*** Opening Input for this task ***
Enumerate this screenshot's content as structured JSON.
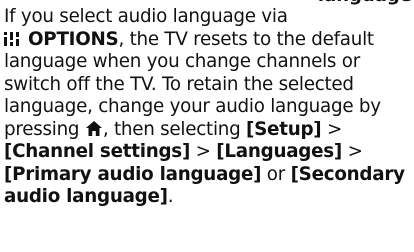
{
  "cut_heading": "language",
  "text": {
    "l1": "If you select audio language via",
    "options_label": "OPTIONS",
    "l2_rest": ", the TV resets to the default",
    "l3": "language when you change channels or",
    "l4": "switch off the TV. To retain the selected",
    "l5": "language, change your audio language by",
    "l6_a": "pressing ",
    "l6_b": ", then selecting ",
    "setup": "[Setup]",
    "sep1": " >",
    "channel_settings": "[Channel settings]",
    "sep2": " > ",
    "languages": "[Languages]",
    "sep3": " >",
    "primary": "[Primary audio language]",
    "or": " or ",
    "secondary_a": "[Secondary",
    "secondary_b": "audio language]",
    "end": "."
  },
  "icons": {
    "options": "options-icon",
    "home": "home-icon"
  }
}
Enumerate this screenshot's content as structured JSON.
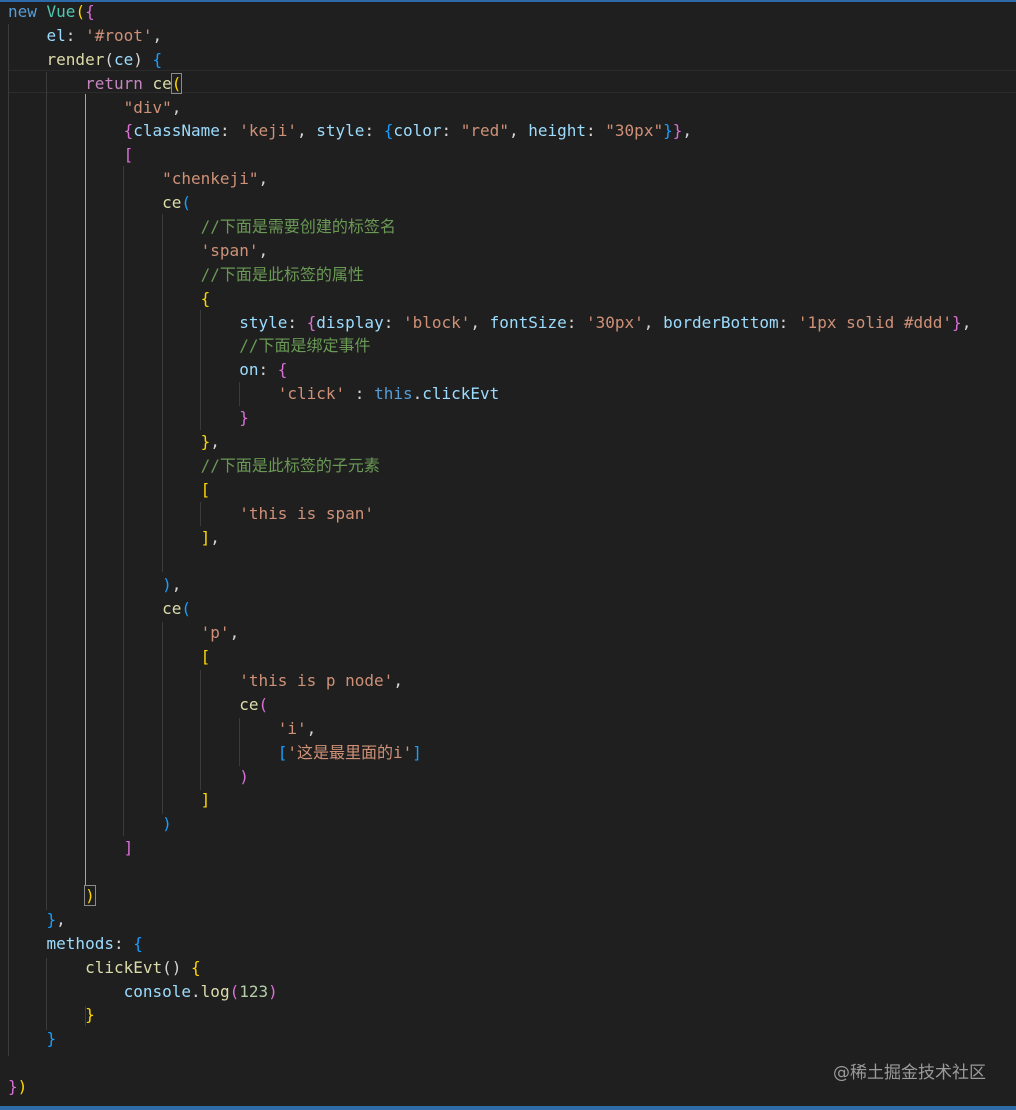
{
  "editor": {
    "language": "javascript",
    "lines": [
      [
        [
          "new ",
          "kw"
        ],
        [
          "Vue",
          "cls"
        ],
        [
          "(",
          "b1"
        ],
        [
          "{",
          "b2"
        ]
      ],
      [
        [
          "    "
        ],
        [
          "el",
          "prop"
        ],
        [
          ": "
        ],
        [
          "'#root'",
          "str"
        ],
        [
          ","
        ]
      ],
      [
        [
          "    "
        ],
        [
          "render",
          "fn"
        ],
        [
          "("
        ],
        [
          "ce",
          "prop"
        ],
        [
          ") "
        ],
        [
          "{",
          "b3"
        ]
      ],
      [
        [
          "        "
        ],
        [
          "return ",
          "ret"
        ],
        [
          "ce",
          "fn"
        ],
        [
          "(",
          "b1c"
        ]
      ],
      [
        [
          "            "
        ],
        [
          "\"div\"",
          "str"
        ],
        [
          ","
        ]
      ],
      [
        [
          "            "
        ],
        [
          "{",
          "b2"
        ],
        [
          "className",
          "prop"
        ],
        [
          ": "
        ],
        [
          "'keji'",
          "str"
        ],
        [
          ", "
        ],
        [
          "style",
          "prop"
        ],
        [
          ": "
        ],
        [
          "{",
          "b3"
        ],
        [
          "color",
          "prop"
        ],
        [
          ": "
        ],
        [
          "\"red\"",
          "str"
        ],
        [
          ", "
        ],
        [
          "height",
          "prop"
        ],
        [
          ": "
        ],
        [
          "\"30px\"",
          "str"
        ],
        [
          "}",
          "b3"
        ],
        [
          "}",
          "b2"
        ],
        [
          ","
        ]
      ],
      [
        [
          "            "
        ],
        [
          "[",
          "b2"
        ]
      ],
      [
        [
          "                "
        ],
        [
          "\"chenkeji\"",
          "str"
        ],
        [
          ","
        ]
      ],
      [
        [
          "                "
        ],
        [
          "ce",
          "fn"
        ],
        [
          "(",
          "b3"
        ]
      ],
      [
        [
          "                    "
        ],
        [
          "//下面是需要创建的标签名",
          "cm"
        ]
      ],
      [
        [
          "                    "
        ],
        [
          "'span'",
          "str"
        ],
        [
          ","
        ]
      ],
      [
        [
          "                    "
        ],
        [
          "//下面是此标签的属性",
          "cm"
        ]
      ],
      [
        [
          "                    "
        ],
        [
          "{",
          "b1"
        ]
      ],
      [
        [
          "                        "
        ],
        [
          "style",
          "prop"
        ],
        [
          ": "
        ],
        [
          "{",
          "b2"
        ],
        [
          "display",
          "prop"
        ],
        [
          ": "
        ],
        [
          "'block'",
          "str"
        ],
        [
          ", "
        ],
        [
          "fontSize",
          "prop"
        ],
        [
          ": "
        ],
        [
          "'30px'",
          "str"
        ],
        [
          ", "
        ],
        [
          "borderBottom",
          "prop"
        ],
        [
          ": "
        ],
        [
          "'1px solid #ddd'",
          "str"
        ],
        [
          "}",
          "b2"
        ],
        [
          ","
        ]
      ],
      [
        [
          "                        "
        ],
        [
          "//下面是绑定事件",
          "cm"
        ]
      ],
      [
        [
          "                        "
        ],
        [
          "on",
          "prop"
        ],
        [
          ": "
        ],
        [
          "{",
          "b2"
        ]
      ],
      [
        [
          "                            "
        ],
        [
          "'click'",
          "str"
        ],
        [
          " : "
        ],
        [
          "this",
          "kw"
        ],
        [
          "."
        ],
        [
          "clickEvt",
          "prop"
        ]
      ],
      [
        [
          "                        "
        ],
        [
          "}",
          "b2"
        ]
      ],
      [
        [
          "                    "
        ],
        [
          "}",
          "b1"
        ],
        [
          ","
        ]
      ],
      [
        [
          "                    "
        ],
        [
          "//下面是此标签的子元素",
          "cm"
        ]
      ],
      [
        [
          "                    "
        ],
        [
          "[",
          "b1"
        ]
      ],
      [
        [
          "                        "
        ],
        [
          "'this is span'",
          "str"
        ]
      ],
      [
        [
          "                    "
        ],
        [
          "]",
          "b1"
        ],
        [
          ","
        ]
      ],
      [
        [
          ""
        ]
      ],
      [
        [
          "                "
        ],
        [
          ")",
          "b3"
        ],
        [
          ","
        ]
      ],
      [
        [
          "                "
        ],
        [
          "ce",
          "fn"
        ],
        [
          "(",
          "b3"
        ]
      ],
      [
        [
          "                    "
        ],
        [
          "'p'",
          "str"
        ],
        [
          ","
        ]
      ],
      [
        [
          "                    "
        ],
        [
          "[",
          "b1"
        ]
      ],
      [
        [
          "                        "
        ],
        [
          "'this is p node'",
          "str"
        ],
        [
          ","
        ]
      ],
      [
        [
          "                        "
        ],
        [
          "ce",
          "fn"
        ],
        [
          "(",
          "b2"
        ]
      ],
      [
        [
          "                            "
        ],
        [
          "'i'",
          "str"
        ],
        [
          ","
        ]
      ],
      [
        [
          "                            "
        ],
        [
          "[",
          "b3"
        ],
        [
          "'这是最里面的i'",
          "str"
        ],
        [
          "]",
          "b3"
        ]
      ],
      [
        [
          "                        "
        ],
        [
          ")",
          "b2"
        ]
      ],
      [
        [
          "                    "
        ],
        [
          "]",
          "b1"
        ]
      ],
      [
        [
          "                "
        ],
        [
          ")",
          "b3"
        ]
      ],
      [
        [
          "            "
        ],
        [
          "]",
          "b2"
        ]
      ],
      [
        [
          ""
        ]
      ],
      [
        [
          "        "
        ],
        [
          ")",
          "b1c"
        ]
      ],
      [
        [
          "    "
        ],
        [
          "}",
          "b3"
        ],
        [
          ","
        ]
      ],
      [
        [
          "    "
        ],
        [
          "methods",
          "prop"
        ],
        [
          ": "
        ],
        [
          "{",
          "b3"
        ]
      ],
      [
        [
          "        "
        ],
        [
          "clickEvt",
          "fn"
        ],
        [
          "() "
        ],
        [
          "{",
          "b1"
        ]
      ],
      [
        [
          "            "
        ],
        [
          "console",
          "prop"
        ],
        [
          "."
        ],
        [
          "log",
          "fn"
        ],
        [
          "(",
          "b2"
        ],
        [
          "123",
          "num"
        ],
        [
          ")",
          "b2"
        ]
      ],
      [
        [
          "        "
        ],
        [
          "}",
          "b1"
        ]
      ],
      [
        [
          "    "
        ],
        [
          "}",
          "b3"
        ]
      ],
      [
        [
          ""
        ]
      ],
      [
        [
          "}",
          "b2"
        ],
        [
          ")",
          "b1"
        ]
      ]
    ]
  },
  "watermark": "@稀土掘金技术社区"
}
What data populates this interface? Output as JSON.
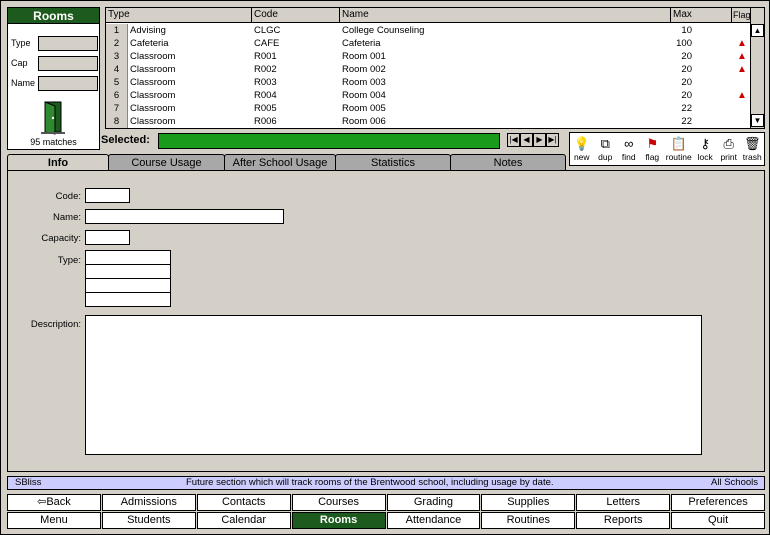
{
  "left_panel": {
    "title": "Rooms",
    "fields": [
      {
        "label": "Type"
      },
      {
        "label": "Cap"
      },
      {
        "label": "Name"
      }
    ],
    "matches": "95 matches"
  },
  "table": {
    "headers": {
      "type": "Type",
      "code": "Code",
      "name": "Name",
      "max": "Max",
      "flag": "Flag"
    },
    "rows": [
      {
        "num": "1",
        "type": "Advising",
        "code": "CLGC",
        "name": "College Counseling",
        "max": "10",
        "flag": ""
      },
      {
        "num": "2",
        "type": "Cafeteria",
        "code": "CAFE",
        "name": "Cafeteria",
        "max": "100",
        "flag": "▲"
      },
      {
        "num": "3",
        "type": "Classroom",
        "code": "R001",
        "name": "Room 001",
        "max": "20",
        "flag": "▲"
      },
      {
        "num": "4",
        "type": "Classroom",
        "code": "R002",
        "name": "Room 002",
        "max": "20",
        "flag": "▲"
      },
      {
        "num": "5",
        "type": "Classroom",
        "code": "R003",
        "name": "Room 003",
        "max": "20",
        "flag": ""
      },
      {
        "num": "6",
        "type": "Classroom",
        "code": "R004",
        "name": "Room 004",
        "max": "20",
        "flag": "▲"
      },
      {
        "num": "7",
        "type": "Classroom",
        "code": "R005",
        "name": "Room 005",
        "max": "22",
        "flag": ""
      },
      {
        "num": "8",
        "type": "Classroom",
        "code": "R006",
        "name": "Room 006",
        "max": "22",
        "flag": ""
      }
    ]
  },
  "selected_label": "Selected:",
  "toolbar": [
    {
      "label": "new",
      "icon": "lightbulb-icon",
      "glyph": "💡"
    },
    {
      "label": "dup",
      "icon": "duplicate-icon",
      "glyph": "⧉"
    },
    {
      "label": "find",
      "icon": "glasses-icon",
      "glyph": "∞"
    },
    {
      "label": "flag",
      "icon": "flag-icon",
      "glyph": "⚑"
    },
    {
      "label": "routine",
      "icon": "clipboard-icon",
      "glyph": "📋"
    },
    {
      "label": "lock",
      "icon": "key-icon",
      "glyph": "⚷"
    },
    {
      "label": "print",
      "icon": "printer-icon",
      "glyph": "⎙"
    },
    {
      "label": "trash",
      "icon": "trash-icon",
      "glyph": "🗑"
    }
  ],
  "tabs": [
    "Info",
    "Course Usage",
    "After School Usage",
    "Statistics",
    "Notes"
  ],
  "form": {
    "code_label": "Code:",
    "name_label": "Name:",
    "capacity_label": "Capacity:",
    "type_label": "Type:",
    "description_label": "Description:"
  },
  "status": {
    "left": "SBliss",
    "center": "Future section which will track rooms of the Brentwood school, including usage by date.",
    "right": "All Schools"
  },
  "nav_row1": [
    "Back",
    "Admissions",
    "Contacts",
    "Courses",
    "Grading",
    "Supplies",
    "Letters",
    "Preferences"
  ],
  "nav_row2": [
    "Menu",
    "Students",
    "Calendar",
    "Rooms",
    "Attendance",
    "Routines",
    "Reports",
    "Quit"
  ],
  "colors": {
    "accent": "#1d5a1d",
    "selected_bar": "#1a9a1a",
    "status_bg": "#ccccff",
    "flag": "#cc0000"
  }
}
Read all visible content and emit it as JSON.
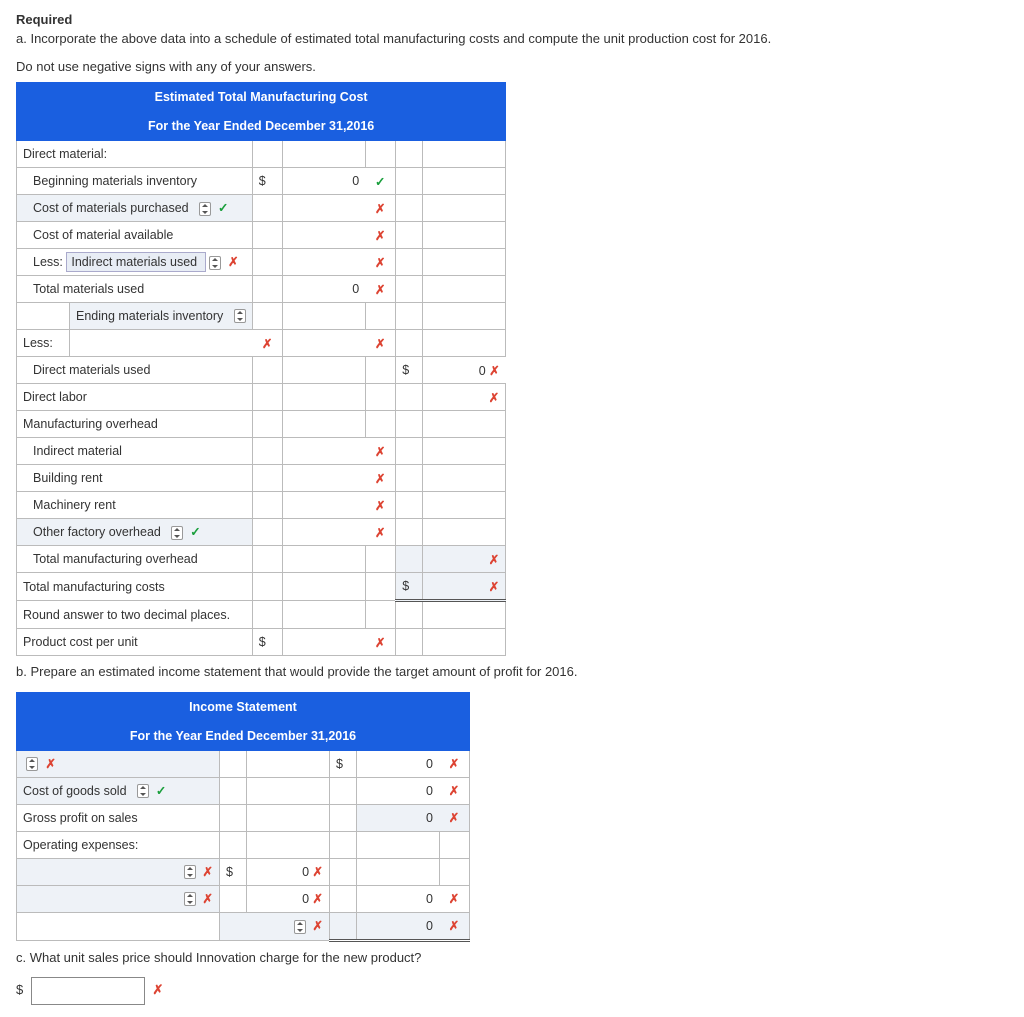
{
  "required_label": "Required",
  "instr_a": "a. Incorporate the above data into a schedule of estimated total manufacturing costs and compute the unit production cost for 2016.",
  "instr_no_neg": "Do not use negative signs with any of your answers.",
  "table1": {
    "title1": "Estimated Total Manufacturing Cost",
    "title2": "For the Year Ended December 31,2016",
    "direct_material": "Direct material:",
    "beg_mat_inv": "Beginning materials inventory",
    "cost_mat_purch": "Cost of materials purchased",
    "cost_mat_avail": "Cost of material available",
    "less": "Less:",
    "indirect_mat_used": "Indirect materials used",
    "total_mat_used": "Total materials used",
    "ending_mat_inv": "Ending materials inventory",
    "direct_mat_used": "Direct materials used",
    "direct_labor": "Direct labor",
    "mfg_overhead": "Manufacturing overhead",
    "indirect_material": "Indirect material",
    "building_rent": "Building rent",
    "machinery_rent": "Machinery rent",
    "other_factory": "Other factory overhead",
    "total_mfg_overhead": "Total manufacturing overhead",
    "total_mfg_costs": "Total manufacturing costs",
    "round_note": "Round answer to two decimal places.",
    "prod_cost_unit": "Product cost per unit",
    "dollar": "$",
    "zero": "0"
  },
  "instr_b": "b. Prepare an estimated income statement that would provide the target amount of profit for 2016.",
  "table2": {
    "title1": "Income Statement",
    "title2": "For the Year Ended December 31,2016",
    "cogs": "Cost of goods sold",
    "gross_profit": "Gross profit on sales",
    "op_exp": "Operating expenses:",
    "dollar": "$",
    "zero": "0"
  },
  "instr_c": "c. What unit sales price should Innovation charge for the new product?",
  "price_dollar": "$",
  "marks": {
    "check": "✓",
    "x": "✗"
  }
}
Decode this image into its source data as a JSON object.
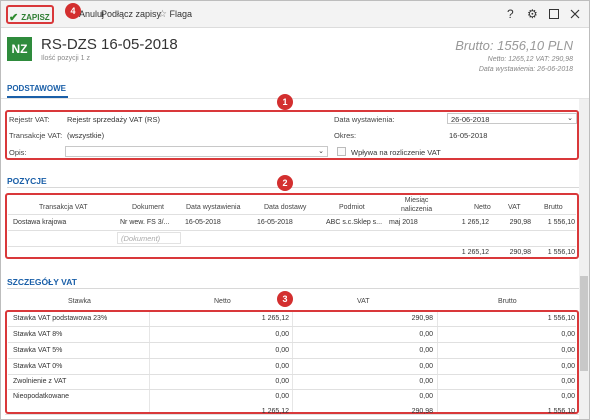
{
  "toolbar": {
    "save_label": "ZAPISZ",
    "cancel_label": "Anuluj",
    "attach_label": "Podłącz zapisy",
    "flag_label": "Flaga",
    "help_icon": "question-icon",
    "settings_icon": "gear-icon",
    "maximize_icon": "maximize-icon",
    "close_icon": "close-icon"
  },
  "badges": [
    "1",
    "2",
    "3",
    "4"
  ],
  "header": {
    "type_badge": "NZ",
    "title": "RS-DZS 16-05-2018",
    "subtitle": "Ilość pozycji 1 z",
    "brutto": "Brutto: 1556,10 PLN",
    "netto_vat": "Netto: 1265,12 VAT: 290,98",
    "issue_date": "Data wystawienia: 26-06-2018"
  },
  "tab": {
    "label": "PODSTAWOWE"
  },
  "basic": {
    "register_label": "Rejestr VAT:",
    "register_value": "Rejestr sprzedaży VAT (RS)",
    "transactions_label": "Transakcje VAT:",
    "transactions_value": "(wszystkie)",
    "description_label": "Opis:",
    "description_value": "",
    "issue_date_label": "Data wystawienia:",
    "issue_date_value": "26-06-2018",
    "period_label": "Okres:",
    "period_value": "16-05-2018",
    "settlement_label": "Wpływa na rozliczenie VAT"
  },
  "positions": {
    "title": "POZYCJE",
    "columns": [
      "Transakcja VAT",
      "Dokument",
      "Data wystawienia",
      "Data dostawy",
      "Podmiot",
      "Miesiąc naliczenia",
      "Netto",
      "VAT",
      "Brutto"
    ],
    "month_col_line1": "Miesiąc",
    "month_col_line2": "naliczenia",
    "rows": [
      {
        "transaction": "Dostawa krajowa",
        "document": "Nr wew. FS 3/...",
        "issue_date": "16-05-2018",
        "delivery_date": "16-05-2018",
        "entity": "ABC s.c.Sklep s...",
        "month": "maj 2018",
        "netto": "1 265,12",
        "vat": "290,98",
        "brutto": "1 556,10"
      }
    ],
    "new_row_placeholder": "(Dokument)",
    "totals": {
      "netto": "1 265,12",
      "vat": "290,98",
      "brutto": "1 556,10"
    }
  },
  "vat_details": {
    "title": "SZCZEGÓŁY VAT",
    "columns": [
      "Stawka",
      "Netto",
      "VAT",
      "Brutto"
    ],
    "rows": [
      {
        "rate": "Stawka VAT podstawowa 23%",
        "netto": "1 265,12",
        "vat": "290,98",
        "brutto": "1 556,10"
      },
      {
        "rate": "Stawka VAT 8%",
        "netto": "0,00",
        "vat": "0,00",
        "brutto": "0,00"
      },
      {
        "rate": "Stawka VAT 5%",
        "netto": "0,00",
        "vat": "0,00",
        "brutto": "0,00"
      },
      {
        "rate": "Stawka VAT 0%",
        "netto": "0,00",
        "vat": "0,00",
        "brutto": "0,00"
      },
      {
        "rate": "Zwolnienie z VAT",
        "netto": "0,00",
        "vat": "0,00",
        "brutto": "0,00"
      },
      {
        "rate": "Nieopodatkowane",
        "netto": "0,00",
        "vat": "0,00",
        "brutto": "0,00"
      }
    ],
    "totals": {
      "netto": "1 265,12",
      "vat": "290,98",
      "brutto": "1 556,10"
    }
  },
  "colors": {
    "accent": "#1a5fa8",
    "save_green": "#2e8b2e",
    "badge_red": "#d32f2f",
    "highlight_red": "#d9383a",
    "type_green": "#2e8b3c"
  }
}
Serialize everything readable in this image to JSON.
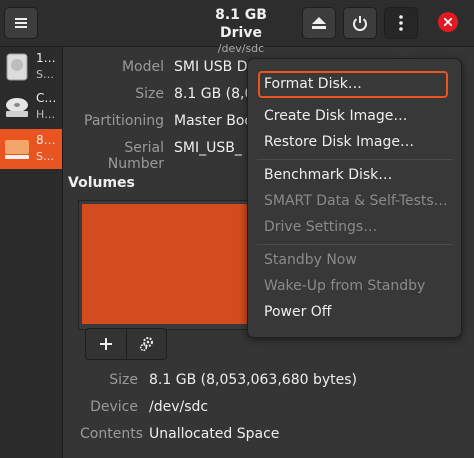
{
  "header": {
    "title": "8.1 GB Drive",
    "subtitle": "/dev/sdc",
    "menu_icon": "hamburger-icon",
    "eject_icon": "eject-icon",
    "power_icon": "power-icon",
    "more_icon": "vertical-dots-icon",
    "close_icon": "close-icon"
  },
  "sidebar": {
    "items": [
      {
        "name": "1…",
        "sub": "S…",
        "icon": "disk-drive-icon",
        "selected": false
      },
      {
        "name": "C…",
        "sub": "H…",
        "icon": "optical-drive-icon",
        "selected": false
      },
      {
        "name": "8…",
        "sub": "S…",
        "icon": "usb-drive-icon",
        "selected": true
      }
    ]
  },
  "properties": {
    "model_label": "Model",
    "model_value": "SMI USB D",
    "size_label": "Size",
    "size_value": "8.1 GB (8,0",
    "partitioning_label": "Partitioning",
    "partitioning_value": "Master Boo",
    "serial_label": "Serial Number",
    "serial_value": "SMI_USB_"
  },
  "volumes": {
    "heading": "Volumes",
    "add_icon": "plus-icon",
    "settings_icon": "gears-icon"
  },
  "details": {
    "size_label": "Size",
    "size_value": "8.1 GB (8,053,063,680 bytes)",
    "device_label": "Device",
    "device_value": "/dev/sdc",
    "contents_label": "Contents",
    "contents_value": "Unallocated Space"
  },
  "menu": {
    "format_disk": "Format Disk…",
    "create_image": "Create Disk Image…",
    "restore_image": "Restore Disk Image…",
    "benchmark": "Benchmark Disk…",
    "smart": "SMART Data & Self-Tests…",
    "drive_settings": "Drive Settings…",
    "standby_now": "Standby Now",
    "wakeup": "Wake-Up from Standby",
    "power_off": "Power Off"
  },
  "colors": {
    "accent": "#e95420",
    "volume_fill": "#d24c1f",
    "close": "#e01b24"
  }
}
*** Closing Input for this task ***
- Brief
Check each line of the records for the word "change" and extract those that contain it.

- Solution to this problem
    "l3": "language when you change channels or",
    "l5": "language, change your audio language by",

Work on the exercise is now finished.